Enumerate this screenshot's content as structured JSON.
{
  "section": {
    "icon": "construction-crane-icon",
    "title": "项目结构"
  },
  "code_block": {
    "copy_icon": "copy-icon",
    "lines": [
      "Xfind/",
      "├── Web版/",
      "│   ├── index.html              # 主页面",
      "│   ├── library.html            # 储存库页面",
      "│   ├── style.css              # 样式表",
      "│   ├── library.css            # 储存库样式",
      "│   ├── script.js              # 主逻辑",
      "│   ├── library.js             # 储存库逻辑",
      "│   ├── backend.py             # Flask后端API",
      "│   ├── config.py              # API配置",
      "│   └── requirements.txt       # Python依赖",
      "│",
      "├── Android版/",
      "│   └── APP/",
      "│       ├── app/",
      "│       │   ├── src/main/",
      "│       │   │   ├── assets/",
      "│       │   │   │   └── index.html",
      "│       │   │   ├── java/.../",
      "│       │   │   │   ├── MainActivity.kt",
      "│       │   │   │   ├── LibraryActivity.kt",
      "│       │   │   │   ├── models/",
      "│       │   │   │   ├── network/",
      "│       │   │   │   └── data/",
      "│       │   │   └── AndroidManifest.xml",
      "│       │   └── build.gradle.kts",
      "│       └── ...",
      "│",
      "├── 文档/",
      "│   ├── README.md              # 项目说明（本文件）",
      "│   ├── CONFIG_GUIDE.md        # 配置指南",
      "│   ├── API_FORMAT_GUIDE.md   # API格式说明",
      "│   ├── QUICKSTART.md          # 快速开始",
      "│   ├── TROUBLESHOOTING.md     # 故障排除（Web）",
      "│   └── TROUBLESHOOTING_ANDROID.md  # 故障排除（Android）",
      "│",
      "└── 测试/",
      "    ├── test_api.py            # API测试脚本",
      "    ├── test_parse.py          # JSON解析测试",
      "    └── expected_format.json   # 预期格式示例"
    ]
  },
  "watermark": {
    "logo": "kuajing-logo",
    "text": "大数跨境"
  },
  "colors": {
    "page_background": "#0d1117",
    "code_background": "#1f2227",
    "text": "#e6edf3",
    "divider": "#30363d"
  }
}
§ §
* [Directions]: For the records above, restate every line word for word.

* [Written reply]:
Enumerate this screenshot's content as structured JSON.
{
  "section": {
    "icon": "construction-crane-icon",
    "title": "项目结构"
  },
  "code_block": {
    "copy_icon": "copy-icon",
    "lines": [
      "Xfind/",
      "├── Web版/",
      "│   ├── index.html              # 主页面",
      "│   ├── library.html            # 储存库页面",
      "│   ├── style.css              # 样式表",
      "│   ├── library.css            # 储存库样式",
      "│   ├── script.js              # 主逻辑",
      "│   ├── library.js             # 储存库逻辑",
      "│   ├── backend.py             # Flask后端API",
      "│   ├── config.py              # API配置",
      "│   └── requirements.txt       # Python依赖",
      "│",
      "├── Android版/",
      "│   └── APP/",
      "│       ├── app/",
      "│       │   ├── src/main/",
      "│       │   │   ├── assets/",
      "│       │   │   │   └── index.html",
      "│       │   │   ├── java/.../",
      "│       │   │   │   ├── MainActivity.kt",
      "│       │   │   │   ├── LibraryActivity.kt",
      "│       │   │   │   ├── models/",
      "│       │   │   │   ├── network/",
      "│       │   │   │   └── data/",
      "│       │   │   └── AndroidManifest.xml",
      "│       │   └── build.gradle.kts",
      "│       └── ...",
      "│",
      "├── 文档/",
      "│   ├── README.md              # 项目说明（本文件）",
      "│   ├── CONFIG_GUIDE.md        # 配置指南",
      "│   ├── API_FORMAT_GUIDE.md   # API格式说明",
      "│   ├── QUICKSTART.md          # 快速开始",
      "│   ├── TROUBLESHOOTING.md     # 故障排除（Web）",
      "│   └── TROUBLESHOOTING_ANDROID.md  # 故障排除（Android）",
      "│",
      "└── 测试/",
      "    ├── test_api.py            # API测试脚本",
      "    ├── test_parse.py          # JSON解析测试",
      "    └── expected_format.json   # 预期格式示例"
    ]
  },
  "watermark": {
    "logo": "kuajing-logo",
    "text": "大数跨境"
  },
  "colors": {
    "page_background": "#0d1117",
    "code_background": "#1f2227",
    "text": "#e6edf3",
    "divider": "#30363d"
  }
}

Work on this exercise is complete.